Ron looked and looked but could find no distinctively Reformed humor sites on the Web; he wonders what this says about us, You can reach him at firstname.lastname@example.org.
The best humor always has a bit of truth in it. Think of the "wise fool"—a literary character used frequently by Shakespeare. The fool helps us to laugh, especially at ourselves; but more importantly, he helps us to see with new eyes. Even when slightly painful, good satire can help us gain insight into ways we might change for the better. Even in our worship.
Consider the classic joke about the cows in the corn. A churchgoer visiting an unfamiliar congregation reports to his wife the distinction between praise choruses and hymns: Praise chorus: Oh, Martha, Martha, MARTHA, the cows, the big cows, the brown cows, the black cows, the white cows, the black and white cows, the cows, cows, COWS are in the corn! Hymn: Yea, those cows in glad bovine, rebellious delight/broke free from their shackles, their warm pens eschewed./Then goaded by minions of darkness and night/they all my mild Chilliwack sweet corn have chewed.

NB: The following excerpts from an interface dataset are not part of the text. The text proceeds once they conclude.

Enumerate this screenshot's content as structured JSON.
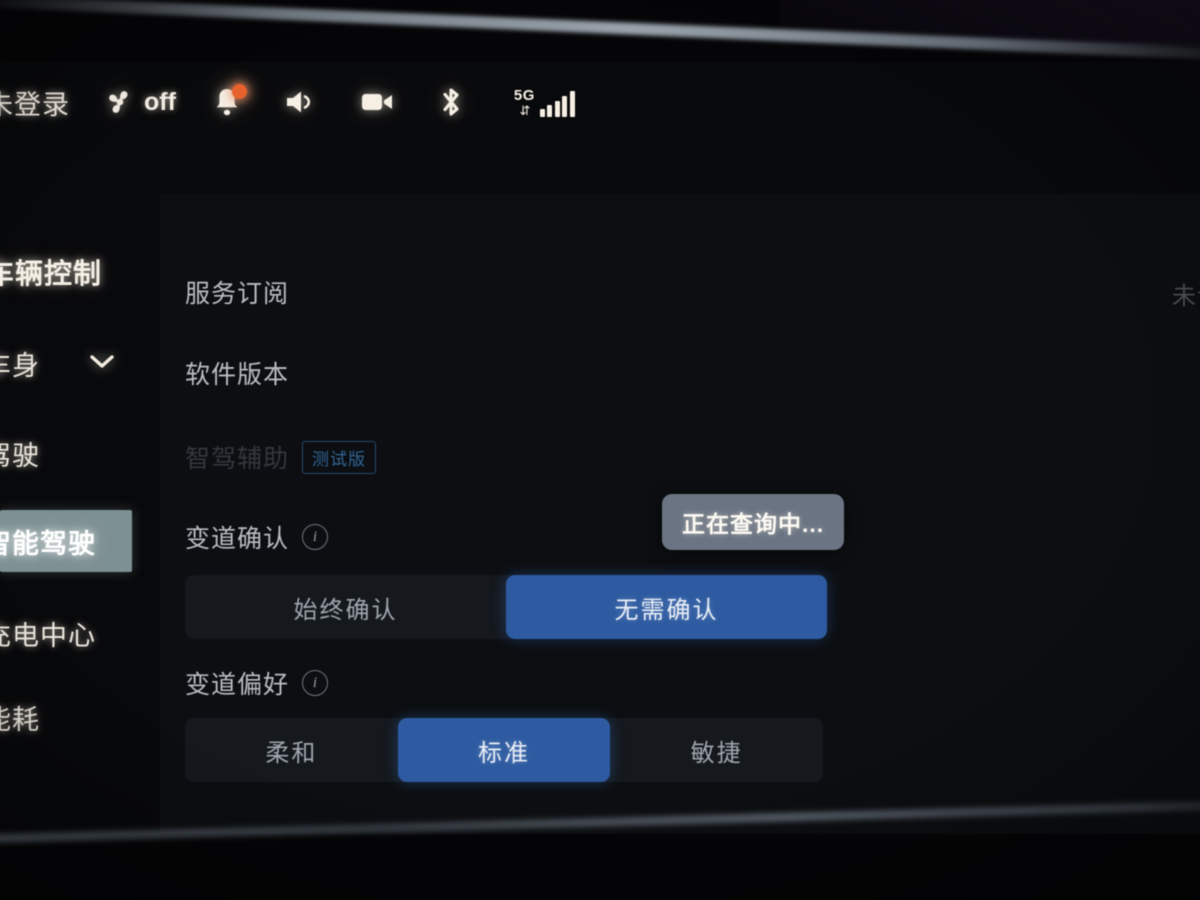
{
  "status_bar": {
    "login_text": "未登录",
    "fan_state": "off",
    "icons": [
      {
        "name": "fan-icon",
        "label": "fan"
      },
      {
        "name": "bell-icon",
        "label": "notifications",
        "badge": true
      },
      {
        "name": "volume-icon",
        "label": "volume"
      },
      {
        "name": "camera-icon",
        "label": "camera"
      },
      {
        "name": "bluetooth-icon",
        "label": "bluetooth"
      },
      {
        "name": "signal-icon",
        "label": "5G signal"
      }
    ],
    "network_label": "5G",
    "network_arrows": "⇅",
    "signal_bars": 5,
    "badge_color": "#e8622e"
  },
  "sidebar": {
    "title": "车辆控制",
    "items": [
      {
        "label": "车身",
        "has_chevron": true,
        "selected": false
      },
      {
        "label": "驾驶",
        "has_chevron": false,
        "selected": false
      },
      {
        "label": "智能驾驶",
        "has_chevron": false,
        "selected": true
      },
      {
        "label": "充电中心",
        "has_chevron": false,
        "selected": false
      },
      {
        "label": "能耗",
        "has_chevron": false,
        "selected": false
      }
    ],
    "selected_color": "#7d9093"
  },
  "content": {
    "service_subscription": "服务订阅",
    "service_subscription_status": "未订阅",
    "software_version": "软件版本",
    "assist_label": "智驾辅助",
    "assist_badge": "测试版",
    "lane_confirm": {
      "label": "变道确认",
      "options": [
        "始终确认",
        "无需确认"
      ],
      "selected": "无需确认"
    },
    "lane_preference": {
      "label": "变道偏好",
      "options": [
        "柔和",
        "标准",
        "敏捷"
      ],
      "selected": "标准"
    },
    "tooltip": "正在查询中...",
    "accent_color": "#2d5aa0",
    "tooltip_color": "#6a7483"
  }
}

You might wince because this joke has already been e-mailed to you three times this week. But you might also wince because it hits close to home. Indeed, some praise choruses are simplistic to the point of being insipid. Just as some hymns are tediously verbose.
If, by the way, you have never put your eyes or ears on this particular joke, check out www.angelfire.com/music3/lfm/lfm_humor.htm. Besides the classic joke, this site also has freshly composed "cows in the corn" song texts set to favorite contemporary praise choruses ("I Could Sing of Your Love Forever") and hymn tunes ("A Mighty Portress Is Our God").
The Internet, not surprisingly, is a wonderful source for just this sort of subversive humor. Christian satire magazines have found new life on the web. One of the oldest and best is The Door (www.thedoornhisazinc.com). Both the print and online version of the magazine are filled with interviews, cartoons, editorials, and fictional news items intended to "deflate pompous individuals, movements and institutions from any religious persuasion that take themselves too seriously." The site notes that the basis for this mission comes from the scriptural injunction to mock idolatry the way Elijah did on Mount Carmel. ("Take your idol and put it under your buttocks," according to the Jewish midrash on this passage.) The satire here is pointed, but never cruel, and clearly done with an affectionate spirit. However, some items are, as my grandmother might say, a bit spotten—over the top.
Another humor site with a fine pedigree is http://ship-of-foots.com. Subtitled "The magazine of Christian unrest," Ship of Fools is based in London and has a decidedly Anglican bent. This site boasts a number of extremely funny sections, including "Gadgets for God"—a collection that lampoons religious kitsch objects, including Testamints ("the mint with a message").
But the most interesting feature of this site is the "Mystery Worshiper"—a project that carries out spot checks on church services. Volunteers visit churches incognito in Britain, the United States, Australia and elsewhere. The goal is to "review worship services and give people an idea of what goes on in a wide variety of churches—and also to give the churches themselves a shot in the arm by showing them how they look to outsiders."
What really intrigues me are the questions each Mystery Worshiper is required to answer when visiting a church. What you look for largely determines what you'll find. So the standard questions touch upon issues of hospitality and atmosphere (Did anyone welcome you personally? What happened when you hung around after the service looking lost? How full was the building?). But there are also thoughtful questions about the worship itself (What were the exact opening words of the service? What musical instruments were played? In a nutshell, what was the sermon about?).
I wondered what other questions I might ask if I were sending out a team of "Mystery Worshipers." I'd want to know something about how the service structured time. I might be curious about the level of congregational participation and how one could gauge it. I might ask about whether the worship had a discernable dialogic structure. What would you want to know? And how might that help you and your church worship better?
One last question: I might ask a Mystery Worshiper if she knew the one about the cows in the corn.